Photo courtesy of MMA
Photo courtesy of MMA
Photo by Bruce Richardson
Photo by Bruce Richardson
Check out some more pictures from the show on the Mail Me Art blog page. And check out the MMA3 books and prints for sale here: MMA3 shop. And of course here are links to my original piece for purchase (all proceeds go to charity) and the limited edition prints (all proceeds go to help me create more art ;) ).
And about the same time as the exhibition was going on - my copy of book came in!
Get your copy for only £12.99

Anyhow, I really wish I could have been there, but hopefully I'll get to go to England soon enough, possibly even for the Mail Me Art 4 show which I'm going to participate in.

Meanwhile, back in Vancouver, from August 1st - 4th I was with the Rain City Illustration Club at the Yellow Crane Festival enjoying all kinds of weather and selling artwork from our club members.

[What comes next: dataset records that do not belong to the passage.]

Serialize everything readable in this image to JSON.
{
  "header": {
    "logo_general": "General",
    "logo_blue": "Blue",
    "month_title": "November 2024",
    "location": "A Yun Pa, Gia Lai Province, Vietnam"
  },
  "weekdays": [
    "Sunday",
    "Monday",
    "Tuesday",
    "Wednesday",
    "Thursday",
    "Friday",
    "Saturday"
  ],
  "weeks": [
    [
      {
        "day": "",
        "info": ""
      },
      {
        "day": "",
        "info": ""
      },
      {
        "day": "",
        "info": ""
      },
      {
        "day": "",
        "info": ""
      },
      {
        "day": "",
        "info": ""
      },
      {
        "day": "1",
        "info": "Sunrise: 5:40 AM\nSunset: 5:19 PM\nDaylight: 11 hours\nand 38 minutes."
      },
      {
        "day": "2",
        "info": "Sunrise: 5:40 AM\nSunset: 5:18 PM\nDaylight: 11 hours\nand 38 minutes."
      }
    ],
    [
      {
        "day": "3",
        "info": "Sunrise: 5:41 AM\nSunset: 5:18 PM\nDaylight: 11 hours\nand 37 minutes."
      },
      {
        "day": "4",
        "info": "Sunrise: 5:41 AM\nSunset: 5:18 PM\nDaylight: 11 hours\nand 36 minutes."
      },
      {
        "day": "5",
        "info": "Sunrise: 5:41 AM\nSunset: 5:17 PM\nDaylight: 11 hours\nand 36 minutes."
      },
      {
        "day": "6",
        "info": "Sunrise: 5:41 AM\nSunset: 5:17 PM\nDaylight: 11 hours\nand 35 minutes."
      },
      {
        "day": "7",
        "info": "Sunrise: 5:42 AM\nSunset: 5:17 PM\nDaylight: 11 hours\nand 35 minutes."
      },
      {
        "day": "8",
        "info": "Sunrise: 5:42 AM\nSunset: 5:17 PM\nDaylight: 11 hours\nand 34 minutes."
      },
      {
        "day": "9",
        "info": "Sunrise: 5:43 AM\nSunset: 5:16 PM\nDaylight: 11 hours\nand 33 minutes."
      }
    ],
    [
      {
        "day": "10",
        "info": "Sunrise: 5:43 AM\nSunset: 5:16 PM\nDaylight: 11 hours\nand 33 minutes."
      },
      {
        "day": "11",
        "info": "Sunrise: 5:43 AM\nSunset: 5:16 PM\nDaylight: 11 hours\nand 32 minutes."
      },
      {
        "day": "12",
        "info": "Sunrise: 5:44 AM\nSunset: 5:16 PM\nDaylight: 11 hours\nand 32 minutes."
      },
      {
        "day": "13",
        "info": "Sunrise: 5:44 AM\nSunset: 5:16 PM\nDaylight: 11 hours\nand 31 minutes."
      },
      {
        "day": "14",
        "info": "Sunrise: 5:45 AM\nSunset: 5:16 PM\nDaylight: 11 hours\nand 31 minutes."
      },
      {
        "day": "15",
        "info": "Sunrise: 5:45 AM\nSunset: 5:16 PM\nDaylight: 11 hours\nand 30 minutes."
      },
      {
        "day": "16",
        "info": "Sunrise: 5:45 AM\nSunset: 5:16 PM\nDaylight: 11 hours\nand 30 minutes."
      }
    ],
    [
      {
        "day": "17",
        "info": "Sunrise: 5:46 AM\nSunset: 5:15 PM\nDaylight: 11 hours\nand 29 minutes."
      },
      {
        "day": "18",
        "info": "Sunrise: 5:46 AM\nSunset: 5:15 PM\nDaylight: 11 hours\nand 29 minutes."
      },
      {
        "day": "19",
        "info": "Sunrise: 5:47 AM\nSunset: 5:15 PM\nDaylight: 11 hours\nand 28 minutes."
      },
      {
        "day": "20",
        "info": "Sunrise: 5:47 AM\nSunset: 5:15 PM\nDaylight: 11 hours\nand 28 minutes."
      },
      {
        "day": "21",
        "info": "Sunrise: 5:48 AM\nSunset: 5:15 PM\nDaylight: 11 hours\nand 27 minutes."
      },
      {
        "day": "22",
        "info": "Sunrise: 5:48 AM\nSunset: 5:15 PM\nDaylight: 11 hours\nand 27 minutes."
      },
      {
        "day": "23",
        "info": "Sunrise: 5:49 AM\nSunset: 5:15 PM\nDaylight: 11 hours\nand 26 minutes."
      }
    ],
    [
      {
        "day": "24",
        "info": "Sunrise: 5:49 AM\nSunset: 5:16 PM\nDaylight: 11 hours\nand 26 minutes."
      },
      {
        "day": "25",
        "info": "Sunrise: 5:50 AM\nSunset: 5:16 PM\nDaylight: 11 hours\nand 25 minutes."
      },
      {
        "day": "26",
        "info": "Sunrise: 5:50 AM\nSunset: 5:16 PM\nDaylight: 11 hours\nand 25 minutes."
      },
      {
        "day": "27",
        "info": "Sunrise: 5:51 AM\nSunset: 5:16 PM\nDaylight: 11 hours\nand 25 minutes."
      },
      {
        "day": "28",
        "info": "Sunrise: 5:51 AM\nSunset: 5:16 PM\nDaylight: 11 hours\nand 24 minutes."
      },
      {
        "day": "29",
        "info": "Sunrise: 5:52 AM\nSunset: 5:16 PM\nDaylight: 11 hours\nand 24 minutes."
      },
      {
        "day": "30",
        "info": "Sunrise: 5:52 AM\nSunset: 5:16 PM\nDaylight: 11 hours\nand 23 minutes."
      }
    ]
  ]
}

Here's us setting up our tent. Left to right we have: Pandora Young, yours truly, Sydney McKenna, and Michele Miguel.

The cards section
Table displays
A glimpse of our tent on one of the days. We'd mix things up every day with the layout.
Here's us again, looking all happy.

Krista Gibbard's lovely work

Our club calendar!
On the second day it started to rain and puddles began to appear by our tents. Quite a few people wouldn't notice them and step in them, to their surprise. So, Pandora had the brilliant idea of getting rubber ducks and letting them swim in the puddles - to warn people of the growing lakes happening all around.
Vancouver weather - she put a bird on it!

There were multiple duckies in each puddle along the festival art alley
It worked! Stepping in the puddle was avoided!
On the contrary - as effective as the ducks were at keeping the adults' feet dry, they drew in twice as many children to jump in and get wet. For the rest of the festival days the ducks were a hit with the little ones. (And they were also immensely popular with the photo loving ladies and gents)

Photo courtesy of Pandora
During the slow hours some of us sketched. I drew a little something everyday. Here's my favourite drawing:

Overall, the festival was a fun experience. It was great to talk to some nice people from out of town and from the area and tell them about our club. I sold quite a few cards so that was exciting as well. Not sure if we'll set up shot at the next year's festival but we've definitely learned lots and we'll hopefully be looking into representing the club at other arts & crafts events.

Michel and I after the last day of the festival managed to ambush Stephen Silver after his Schoolism workshop and got him to sign our sketchbooks! He was very nice about it too :)

On a final note, I've been working on some of my own fun, pattern inspired art and crafts projects and I'm eager to open an Etsy shop sometime at the end of the week. I'm off editing product photos as soon as I finish this post! Here's a preview of my merchandise below. I also have patterned canvases, lino-cut prints, and more in the works!

Up-cycled, hand painted, wooden treasure chests.

Happy Wednesday!